WHAT YOU WILL DO: Repeat what the lines below say, word for word, and skip every image.

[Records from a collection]
*** Begin section ***
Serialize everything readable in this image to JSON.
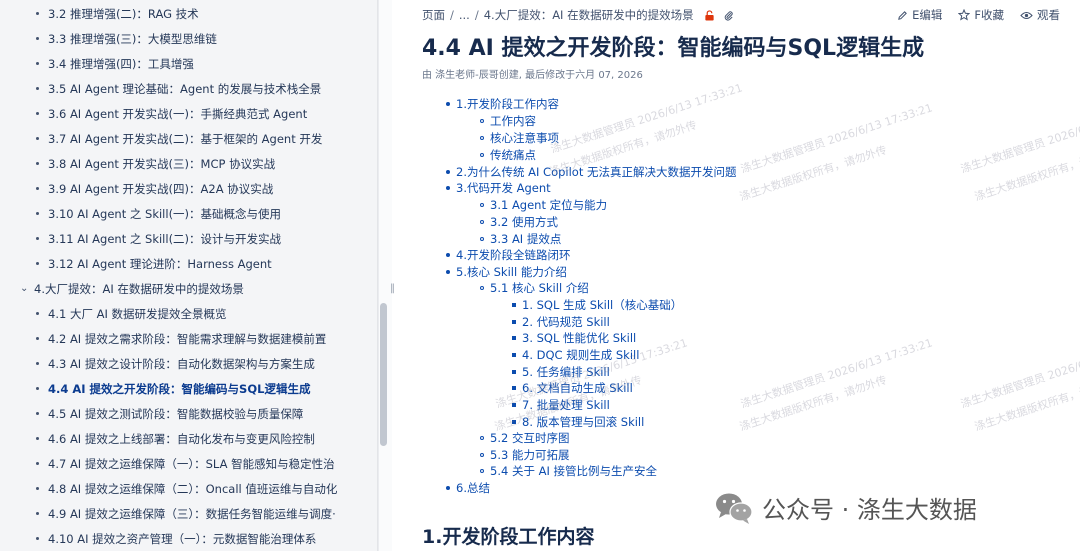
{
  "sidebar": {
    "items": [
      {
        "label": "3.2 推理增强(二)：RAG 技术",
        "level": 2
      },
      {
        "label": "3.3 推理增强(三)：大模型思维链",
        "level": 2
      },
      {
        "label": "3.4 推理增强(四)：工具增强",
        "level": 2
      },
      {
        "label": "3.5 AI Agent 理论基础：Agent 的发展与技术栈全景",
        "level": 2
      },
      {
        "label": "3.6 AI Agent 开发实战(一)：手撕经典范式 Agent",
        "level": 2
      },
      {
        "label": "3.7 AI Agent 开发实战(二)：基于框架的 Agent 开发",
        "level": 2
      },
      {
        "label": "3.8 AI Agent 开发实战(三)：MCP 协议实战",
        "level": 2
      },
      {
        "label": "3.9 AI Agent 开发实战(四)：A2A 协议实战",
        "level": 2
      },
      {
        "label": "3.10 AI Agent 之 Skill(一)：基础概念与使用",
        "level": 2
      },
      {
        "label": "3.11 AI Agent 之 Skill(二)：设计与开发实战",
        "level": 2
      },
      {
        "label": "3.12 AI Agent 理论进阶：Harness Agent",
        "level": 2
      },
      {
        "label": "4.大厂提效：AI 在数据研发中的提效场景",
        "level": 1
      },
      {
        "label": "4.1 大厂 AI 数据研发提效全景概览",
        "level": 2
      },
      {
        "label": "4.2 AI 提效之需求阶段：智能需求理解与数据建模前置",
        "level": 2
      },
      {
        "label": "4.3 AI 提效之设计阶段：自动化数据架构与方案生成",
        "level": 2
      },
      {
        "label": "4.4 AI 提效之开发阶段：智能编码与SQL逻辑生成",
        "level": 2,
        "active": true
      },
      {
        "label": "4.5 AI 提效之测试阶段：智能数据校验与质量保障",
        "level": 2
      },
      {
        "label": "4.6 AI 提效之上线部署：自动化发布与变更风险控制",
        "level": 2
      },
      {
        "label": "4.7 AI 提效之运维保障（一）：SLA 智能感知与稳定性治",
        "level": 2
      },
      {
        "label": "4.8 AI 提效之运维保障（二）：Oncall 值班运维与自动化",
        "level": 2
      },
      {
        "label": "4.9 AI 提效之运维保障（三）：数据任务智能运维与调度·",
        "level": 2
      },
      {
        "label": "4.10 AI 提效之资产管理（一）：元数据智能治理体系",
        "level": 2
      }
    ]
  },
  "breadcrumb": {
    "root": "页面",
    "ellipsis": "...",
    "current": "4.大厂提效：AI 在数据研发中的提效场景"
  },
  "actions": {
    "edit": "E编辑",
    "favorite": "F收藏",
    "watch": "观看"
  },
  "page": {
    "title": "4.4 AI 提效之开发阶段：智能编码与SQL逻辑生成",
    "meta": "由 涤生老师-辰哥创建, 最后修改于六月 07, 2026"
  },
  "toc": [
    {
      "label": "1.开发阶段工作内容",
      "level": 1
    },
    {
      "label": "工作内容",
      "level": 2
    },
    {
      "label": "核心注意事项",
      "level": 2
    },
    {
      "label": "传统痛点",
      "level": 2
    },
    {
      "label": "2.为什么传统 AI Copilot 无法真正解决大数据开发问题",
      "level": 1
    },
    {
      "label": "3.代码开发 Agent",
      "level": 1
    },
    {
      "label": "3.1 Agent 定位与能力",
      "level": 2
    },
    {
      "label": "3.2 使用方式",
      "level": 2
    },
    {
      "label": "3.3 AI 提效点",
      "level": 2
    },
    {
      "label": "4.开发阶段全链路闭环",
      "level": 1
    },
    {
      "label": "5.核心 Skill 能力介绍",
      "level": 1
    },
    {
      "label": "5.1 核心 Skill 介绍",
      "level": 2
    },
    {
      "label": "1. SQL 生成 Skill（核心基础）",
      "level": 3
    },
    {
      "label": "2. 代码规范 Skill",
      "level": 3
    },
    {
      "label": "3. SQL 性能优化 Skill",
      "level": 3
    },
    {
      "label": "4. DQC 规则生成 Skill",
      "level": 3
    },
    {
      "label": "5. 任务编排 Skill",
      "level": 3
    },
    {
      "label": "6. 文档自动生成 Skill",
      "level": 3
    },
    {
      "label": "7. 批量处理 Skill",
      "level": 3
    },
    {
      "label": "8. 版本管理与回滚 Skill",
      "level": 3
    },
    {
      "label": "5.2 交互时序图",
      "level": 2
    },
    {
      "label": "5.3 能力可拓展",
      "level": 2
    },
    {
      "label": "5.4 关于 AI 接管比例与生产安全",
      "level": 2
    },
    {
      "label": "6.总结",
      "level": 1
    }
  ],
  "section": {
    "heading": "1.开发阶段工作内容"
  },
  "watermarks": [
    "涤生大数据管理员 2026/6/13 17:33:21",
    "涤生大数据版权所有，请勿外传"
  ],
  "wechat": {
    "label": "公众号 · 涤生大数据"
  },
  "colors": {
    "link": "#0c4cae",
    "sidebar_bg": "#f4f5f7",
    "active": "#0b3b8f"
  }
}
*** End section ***
WRITTEN RESPONSE:
Serialize everything readable in this image to JSON.
{
  "sidebar": {
    "items": [
      {
        "label": "3.2 推理增强(二)：RAG 技术",
        "level": 2
      },
      {
        "label": "3.3 推理增强(三)：大模型思维链",
        "level": 2
      },
      {
        "label": "3.4 推理增强(四)：工具增强",
        "level": 2
      },
      {
        "label": "3.5 AI Agent 理论基础：Agent 的发展与技术栈全景",
        "level": 2
      },
      {
        "label": "3.6 AI Agent 开发实战(一)：手撕经典范式 Agent",
        "level": 2
      },
      {
        "label": "3.7 AI Agent 开发实战(二)：基于框架的 Agent 开发",
        "level": 2
      },
      {
        "label": "3.8 AI Agent 开发实战(三)：MCP 协议实战",
        "level": 2
      },
      {
        "label": "3.9 AI Agent 开发实战(四)：A2A 协议实战",
        "level": 2
      },
      {
        "label": "3.10 AI Agent 之 Skill(一)：基础概念与使用",
        "level": 2
      },
      {
        "label": "3.11 AI Agent 之 Skill(二)：设计与开发实战",
        "level": 2
      },
      {
        "label": "3.12 AI Agent 理论进阶：Harness Agent",
        "level": 2
      },
      {
        "label": "4.大厂提效：AI 在数据研发中的提效场景",
        "level": 1
      },
      {
        "label": "4.1 大厂 AI 数据研发提效全景概览",
        "level": 2
      },
      {
        "label": "4.2 AI 提效之需求阶段：智能需求理解与数据建模前置",
        "level": 2
      },
      {
        "label": "4.3 AI 提效之设计阶段：自动化数据架构与方案生成",
        "level": 2
      },
      {
        "label": "4.4 AI 提效之开发阶段：智能编码与SQL逻辑生成",
        "level": 2,
        "active": true
      },
      {
        "label": "4.5 AI 提效之测试阶段：智能数据校验与质量保障",
        "level": 2
      },
      {
        "label": "4.6 AI 提效之上线部署：自动化发布与变更风险控制",
        "level": 2
      },
      {
        "label": "4.7 AI 提效之运维保障（一）：SLA 智能感知与稳定性治",
        "level": 2
      },
      {
        "label": "4.8 AI 提效之运维保障（二）：Oncall 值班运维与自动化",
        "level": 2
      },
      {
        "label": "4.9 AI 提效之运维保障（三）：数据任务智能运维与调度·",
        "level": 2
      },
      {
        "label": "4.10 AI 提效之资产管理（一）：元数据智能治理体系",
        "level": 2
      }
    ]
  },
  "breadcrumb": {
    "root": "页面",
    "ellipsis": "...",
    "current": "4.大厂提效：AI 在数据研发中的提效场景"
  },
  "actions": {
    "edit": "E编辑",
    "favorite": "F收藏",
    "watch": "观看"
  },
  "page": {
    "title": "4.4 AI 提效之开发阶段：智能编码与SQL逻辑生成",
    "meta": "由 涤生老师-辰哥创建, 最后修改于六月 07, 2026"
  },
  "toc": [
    {
      "label": "1.开发阶段工作内容",
      "level": 1
    },
    {
      "label": "工作内容",
      "level": 2
    },
    {
      "label": "核心注意事项",
      "level": 2
    },
    {
      "label": "传统痛点",
      "level": 2
    },
    {
      "label": "2.为什么传统 AI Copilot 无法真正解决大数据开发问题",
      "level": 1
    },
    {
      "label": "3.代码开发 Agent",
      "level": 1
    },
    {
      "label": "3.1 Agent 定位与能力",
      "level": 2
    },
    {
      "label": "3.2 使用方式",
      "level": 2
    },
    {
      "label": "3.3 AI 提效点",
      "level": 2
    },
    {
      "label": "4.开发阶段全链路闭环",
      "level": 1
    },
    {
      "label": "5.核心 Skill 能力介绍",
      "level": 1
    },
    {
      "label": "5.1 核心 Skill 介绍",
      "level": 2
    },
    {
      "label": "1. SQL 生成 Skill（核心基础）",
      "level": 3
    },
    {
      "label": "2. 代码规范 Skill",
      "level": 3
    },
    {
      "label": "3. SQL 性能优化 Skill",
      "level": 3
    },
    {
      "label": "4. DQC 规则生成 Skill",
      "level": 3
    },
    {
      "label": "5. 任务编排 Skill",
      "level": 3
    },
    {
      "label": "6. 文档自动生成 Skill",
      "level": 3
    },
    {
      "label": "7. 批量处理 Skill",
      "level": 3
    },
    {
      "label": "8. 版本管理与回滚 Skill",
      "level": 3
    },
    {
      "label": "5.2 交互时序图",
      "level": 2
    },
    {
      "label": "5.3 能力可拓展",
      "level": 2
    },
    {
      "label": "5.4 关于 AI 接管比例与生产安全",
      "level": 2
    },
    {
      "label": "6.总结",
      "level": 1
    }
  ],
  "section": {
    "heading": "1.开发阶段工作内容"
  },
  "watermarks": [
    "涤生大数据管理员 2026/6/13 17:33:21",
    "涤生大数据版权所有，请勿外传"
  ],
  "wechat": {
    "label": "公众号 · 涤生大数据"
  },
  "colors": {
    "link": "#0c4cae",
    "sidebar_bg": "#f4f5f7",
    "active": "#0b3b8f"
  }
}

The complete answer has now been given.